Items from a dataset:
*****
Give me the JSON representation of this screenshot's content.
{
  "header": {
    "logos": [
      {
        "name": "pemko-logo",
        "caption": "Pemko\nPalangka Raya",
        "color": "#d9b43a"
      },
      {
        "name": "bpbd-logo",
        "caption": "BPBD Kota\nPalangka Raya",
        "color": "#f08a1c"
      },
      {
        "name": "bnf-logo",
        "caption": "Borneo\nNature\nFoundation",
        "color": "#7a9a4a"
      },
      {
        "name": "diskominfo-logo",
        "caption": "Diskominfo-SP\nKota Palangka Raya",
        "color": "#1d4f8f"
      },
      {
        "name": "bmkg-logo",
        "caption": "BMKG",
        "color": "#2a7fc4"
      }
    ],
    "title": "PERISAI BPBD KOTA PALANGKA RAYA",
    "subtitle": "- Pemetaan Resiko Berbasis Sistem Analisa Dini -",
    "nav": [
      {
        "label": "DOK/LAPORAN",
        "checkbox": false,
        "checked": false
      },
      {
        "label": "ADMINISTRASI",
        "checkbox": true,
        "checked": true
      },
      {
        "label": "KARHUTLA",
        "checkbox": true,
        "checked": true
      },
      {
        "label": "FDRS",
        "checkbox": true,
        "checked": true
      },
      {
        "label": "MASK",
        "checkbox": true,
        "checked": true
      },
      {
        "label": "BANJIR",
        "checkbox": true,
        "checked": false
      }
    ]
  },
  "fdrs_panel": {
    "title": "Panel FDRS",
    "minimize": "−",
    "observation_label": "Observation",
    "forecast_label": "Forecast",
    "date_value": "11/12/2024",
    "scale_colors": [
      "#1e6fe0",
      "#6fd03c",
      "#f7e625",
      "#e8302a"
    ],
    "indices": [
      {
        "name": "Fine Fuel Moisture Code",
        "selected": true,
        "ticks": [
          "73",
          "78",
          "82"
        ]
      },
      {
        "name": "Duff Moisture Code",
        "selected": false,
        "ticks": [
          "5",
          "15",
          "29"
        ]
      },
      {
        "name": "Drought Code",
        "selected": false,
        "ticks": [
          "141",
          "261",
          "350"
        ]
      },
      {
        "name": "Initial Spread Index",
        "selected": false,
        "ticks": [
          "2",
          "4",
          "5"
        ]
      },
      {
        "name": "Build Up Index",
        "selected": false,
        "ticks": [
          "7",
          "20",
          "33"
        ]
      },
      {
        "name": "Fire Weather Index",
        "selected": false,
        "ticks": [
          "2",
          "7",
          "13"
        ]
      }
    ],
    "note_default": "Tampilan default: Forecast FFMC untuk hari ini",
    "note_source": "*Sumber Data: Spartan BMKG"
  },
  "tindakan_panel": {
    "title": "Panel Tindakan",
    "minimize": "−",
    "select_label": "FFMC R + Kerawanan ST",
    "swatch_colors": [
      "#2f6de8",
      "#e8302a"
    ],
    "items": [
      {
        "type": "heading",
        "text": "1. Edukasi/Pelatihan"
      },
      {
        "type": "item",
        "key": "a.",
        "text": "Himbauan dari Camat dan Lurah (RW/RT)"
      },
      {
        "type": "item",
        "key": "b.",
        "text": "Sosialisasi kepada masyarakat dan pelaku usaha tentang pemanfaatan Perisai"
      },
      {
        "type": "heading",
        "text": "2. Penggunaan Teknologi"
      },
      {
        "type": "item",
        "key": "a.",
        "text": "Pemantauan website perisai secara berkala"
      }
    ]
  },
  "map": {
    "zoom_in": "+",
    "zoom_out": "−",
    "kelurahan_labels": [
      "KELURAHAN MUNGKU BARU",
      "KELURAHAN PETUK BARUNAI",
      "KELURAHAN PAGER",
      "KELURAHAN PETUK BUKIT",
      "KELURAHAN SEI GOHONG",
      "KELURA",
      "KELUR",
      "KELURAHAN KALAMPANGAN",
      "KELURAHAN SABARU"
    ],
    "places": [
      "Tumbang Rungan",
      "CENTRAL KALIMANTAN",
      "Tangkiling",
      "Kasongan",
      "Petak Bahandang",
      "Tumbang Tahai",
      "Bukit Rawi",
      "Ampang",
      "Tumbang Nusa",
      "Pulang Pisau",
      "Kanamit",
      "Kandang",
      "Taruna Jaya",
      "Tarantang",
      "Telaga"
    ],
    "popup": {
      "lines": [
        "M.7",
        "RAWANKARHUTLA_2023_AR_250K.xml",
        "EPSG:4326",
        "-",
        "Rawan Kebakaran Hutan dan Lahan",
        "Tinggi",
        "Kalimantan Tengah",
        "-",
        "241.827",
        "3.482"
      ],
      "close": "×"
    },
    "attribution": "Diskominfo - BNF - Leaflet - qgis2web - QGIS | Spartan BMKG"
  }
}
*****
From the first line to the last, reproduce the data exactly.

• **Your solution**
Give me the JSON representation of this screenshot's content.
{
  "header": {
    "logos": [
      {
        "name": "pemko-logo",
        "caption": "Pemko\nPalangka Raya",
        "color": "#d9b43a"
      },
      {
        "name": "bpbd-logo",
        "caption": "BPBD Kota\nPalangka Raya",
        "color": "#f08a1c"
      },
      {
        "name": "bnf-logo",
        "caption": "Borneo\nNature\nFoundation",
        "color": "#7a9a4a"
      },
      {
        "name": "diskominfo-logo",
        "caption": "Diskominfo-SP\nKota Palangka Raya",
        "color": "#1d4f8f"
      },
      {
        "name": "bmkg-logo",
        "caption": "BMKG",
        "color": "#2a7fc4"
      }
    ],
    "title": "PERISAI BPBD KOTA PALANGKA RAYA",
    "subtitle": "- Pemetaan Resiko Berbasis Sistem Analisa Dini -",
    "nav": [
      {
        "label": "DOK/LAPORAN",
        "checkbox": false,
        "checked": false
      },
      {
        "label": "ADMINISTRASI",
        "checkbox": true,
        "checked": true
      },
      {
        "label": "KARHUTLA",
        "checkbox": true,
        "checked": true
      },
      {
        "label": "FDRS",
        "checkbox": true,
        "checked": true
      },
      {
        "label": "MASK",
        "checkbox": true,
        "checked": true
      },
      {
        "label": "BANJIR",
        "checkbox": true,
        "checked": false
      }
    ]
  },
  "fdrs_panel": {
    "title": "Panel FDRS",
    "minimize": "−",
    "observation_label": "Observation",
    "forecast_label": "Forecast",
    "date_value": "11/12/2024",
    "scale_colors": [
      "#1e6fe0",
      "#6fd03c",
      "#f7e625",
      "#e8302a"
    ],
    "indices": [
      {
        "name": "Fine Fuel Moisture Code",
        "selected": true,
        "ticks": [
          "73",
          "78",
          "82"
        ]
      },
      {
        "name": "Duff Moisture Code",
        "selected": false,
        "ticks": [
          "5",
          "15",
          "29"
        ]
      },
      {
        "name": "Drought Code",
        "selected": false,
        "ticks": [
          "141",
          "261",
          "350"
        ]
      },
      {
        "name": "Initial Spread Index",
        "selected": false,
        "ticks": [
          "2",
          "4",
          "5"
        ]
      },
      {
        "name": "Build Up Index",
        "selected": false,
        "ticks": [
          "7",
          "20",
          "33"
        ]
      },
      {
        "name": "Fire Weather Index",
        "selected": false,
        "ticks": [
          "2",
          "7",
          "13"
        ]
      }
    ],
    "note_default": "Tampilan default: Forecast FFMC untuk hari ini",
    "note_source": "*Sumber Data: Spartan BMKG"
  },
  "tindakan_panel": {
    "title": "Panel Tindakan",
    "minimize": "−",
    "select_label": "FFMC R + Kerawanan ST",
    "swatch_colors": [
      "#2f6de8",
      "#e8302a"
    ],
    "items": [
      {
        "type": "heading",
        "text": "1. Edukasi/Pelatihan"
      },
      {
        "type": "item",
        "key": "a.",
        "text": "Himbauan dari Camat dan Lurah (RW/RT)"
      },
      {
        "type": "item",
        "key": "b.",
        "text": "Sosialisasi kepada masyarakat dan pelaku usaha tentang pemanfaatan Perisai"
      },
      {
        "type": "heading",
        "text": "2. Penggunaan Teknologi"
      },
      {
        "type": "item",
        "key": "a.",
        "text": "Pemantauan website perisai secara berkala"
      }
    ]
  },
  "map": {
    "zoom_in": "+",
    "zoom_out": "−",
    "kelurahan_labels": [
      "KELURAHAN MUNGKU BARU",
      "KELURAHAN PETUK BARUNAI",
      "KELURAHAN PAGER",
      "KELURAHAN PETUK BUKIT",
      "KELURAHAN SEI GOHONG",
      "KELURA",
      "KELUR",
      "KELURAHAN KALAMPANGAN",
      "KELURAHAN SABARU"
    ],
    "places": [
      "Tumbang Rungan",
      "CENTRAL KALIMANTAN",
      "Tangkiling",
      "Kasongan",
      "Petak Bahandang",
      "Tumbang Tahai",
      "Bukit Rawi",
      "Ampang",
      "Tumbang Nusa",
      "Pulang Pisau",
      "Kanamit",
      "Kandang",
      "Taruna Jaya",
      "Tarantang",
      "Telaga"
    ],
    "popup": {
      "lines": [
        "M.7",
        "RAWANKARHUTLA_2023_AR_250K.xml",
        "EPSG:4326",
        "-",
        "Rawan Kebakaran Hutan dan Lahan",
        "Tinggi",
        "Kalimantan Tengah",
        "-",
        "241.827",
        "3.482"
      ],
      "close": "×"
    },
    "attribution": "Diskominfo - BNF - Leaflet - qgis2web - QGIS | Spartan BMKG"
  }
}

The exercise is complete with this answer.